All over Athens signs are posted in people’s yards, businesses, and the streets urging the community to vote no to Amendment One. It’s a constitutional amendment on the ballot that will allow the state to intervene in failing schools. Brandon Hanick is urging people not to be fooled by the deceptive language.
“When people have some idea of what the issue is all about they go to a no vote,” he says. “The problem is that the ballot language is so deceptive that if you were to just read it, it would sound great.”
Hanick is trying to reach out to voters through social media, and he isn’t alone in this fight. The issue is bringing together educators, parents, and even people across party lines. Hanick argues that big corporations are the only ones that will benefit from these OSD schools.
“Theres’s a lot of money to be made and that’s a really, really sad thing when you’re talking about kid’s education.”
Sally Swift, who is a member of the Georgia Association of Educators, is traveling across the state to inform educators about Amendment One.
“There is nothing in there to show how it’s going to help the kids,” she says. “It only shows how they are going to take the money and the facilities.”
Gaines elementary School is the only school in the area at risk. Education activists like Hanick say local control is the only way to fix these issues.

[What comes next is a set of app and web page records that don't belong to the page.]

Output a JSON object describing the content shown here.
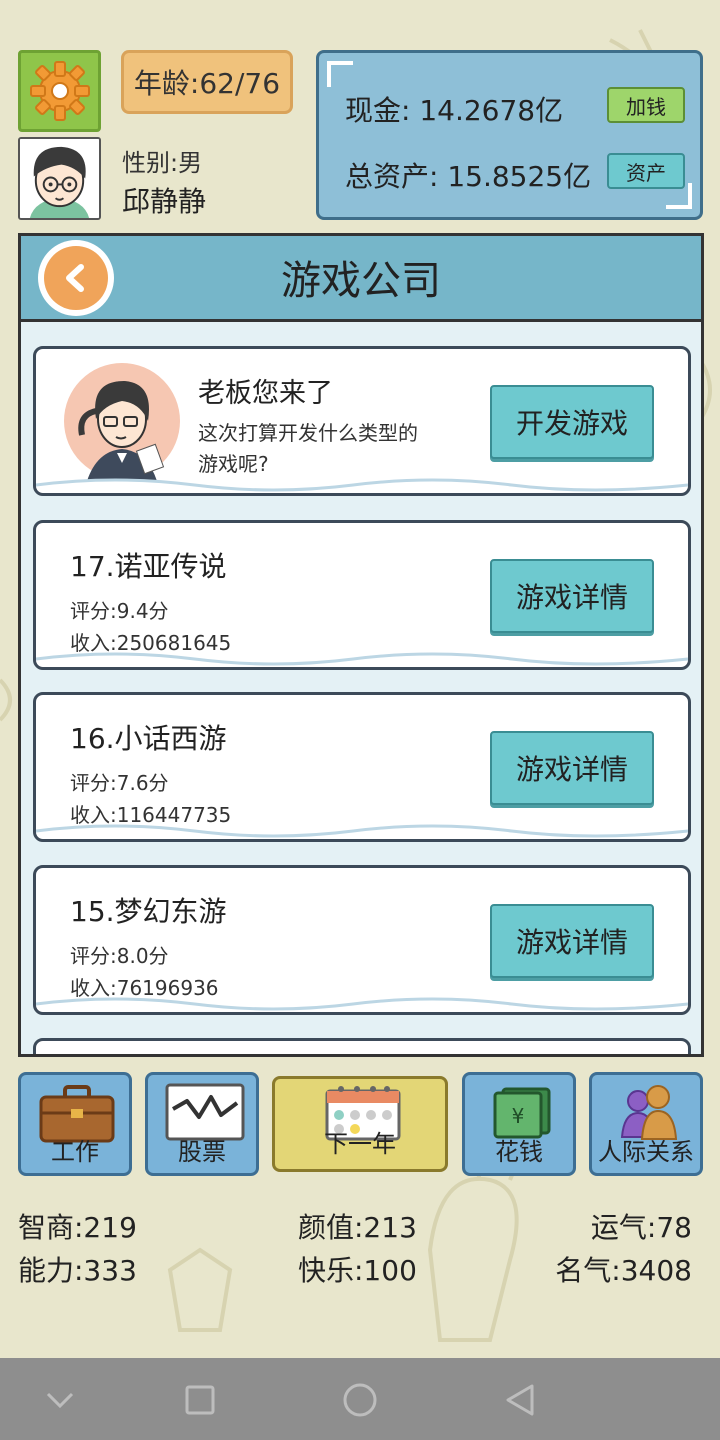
{
  "profile": {
    "age": "年龄:62/76",
    "gender": "性别:男",
    "name": "邱静静"
  },
  "money": {
    "cash": "现金: 14.2678亿",
    "total_assets": "总资产: 15.8525亿",
    "add_money_btn": "加钱",
    "assets_btn": "资产"
  },
  "panel": {
    "title": "游戏公司"
  },
  "boss_card": {
    "greeting": "老板您来了",
    "question_line1": "这次打算开发什么类型的",
    "question_line2": "游戏呢?",
    "develop_btn": "开发游戏"
  },
  "games": [
    {
      "title": "17.诺亚传说",
      "score": "评分:9.4分",
      "income": "收入:250681645",
      "btn": "游戏详情"
    },
    {
      "title": "16.小话西游",
      "score": "评分:7.6分",
      "income": "收入:116447735",
      "btn": "游戏详情"
    },
    {
      "title": "15.梦幻东游",
      "score": "评分:8.0分",
      "income": "收入:76196936",
      "btn": "游戏详情"
    }
  ],
  "nav": {
    "work": "工作",
    "stocks": "股票",
    "next_year": "下一年",
    "spend": "花钱",
    "relations": "人际关系"
  },
  "stats": {
    "iq": "智商:219",
    "looks": "颜值:213",
    "luck": "运气:78",
    "ability": "能力:333",
    "happiness": "快乐:100",
    "fame": "名气:3408"
  }
}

“Georgia is pushing a failed model on voters through an amendment.”
By: Taylor Cromwell